_WHAT YOU NEED TO DO:_ What you return should be the lines of the data containing "Settings", each in full.

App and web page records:
.....

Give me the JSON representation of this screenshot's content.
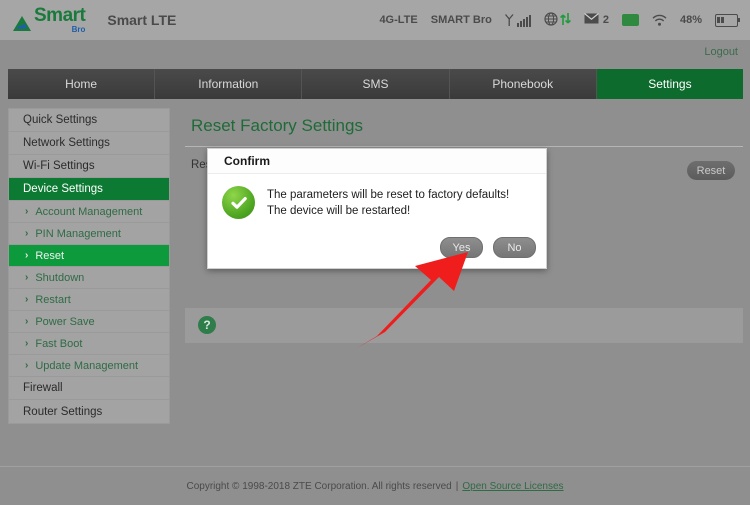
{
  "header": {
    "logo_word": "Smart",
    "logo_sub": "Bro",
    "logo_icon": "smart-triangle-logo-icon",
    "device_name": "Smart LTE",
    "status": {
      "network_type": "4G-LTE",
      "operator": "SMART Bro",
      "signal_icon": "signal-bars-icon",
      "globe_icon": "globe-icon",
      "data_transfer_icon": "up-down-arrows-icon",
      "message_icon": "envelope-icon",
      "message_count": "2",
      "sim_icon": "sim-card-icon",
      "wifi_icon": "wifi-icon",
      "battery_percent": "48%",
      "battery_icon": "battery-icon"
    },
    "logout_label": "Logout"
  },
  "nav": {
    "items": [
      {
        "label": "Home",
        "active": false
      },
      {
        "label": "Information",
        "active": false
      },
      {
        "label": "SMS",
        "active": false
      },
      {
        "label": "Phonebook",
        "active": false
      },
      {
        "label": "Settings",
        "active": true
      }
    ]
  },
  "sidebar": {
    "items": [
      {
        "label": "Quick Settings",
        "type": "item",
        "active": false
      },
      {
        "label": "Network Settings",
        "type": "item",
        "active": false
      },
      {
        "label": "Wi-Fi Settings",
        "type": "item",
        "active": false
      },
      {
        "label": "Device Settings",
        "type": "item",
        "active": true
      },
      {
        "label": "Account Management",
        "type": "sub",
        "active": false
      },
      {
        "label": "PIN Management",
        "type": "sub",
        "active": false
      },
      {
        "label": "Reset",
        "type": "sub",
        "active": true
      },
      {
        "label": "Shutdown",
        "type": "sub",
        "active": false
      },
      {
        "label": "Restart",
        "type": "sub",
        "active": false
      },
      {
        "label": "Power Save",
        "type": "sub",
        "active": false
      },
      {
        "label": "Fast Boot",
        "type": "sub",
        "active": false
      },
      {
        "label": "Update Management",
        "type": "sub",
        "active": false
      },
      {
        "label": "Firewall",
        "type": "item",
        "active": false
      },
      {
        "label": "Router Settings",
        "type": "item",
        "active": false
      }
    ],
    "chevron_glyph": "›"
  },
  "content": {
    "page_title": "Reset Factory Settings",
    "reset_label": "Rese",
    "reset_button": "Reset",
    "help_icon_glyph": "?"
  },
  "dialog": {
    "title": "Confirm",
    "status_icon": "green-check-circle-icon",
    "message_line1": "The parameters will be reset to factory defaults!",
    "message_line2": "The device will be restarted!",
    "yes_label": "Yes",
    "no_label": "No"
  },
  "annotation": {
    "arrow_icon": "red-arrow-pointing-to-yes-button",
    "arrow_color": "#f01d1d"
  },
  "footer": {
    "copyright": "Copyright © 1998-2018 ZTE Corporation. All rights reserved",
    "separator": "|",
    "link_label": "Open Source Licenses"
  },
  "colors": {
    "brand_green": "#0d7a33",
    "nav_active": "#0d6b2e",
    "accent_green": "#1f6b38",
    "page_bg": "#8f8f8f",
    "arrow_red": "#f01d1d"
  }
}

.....

_OUTPUT FOR THIS TASK:_
        "label": "Settings",
        "label": "Quick Settings",
        "label": "Network Settings",
        "label": "Wi-Fi Settings",
        "label": "Device Settings",
        "label": "Router Settings",
    "page_title": "Reset Factory Settings",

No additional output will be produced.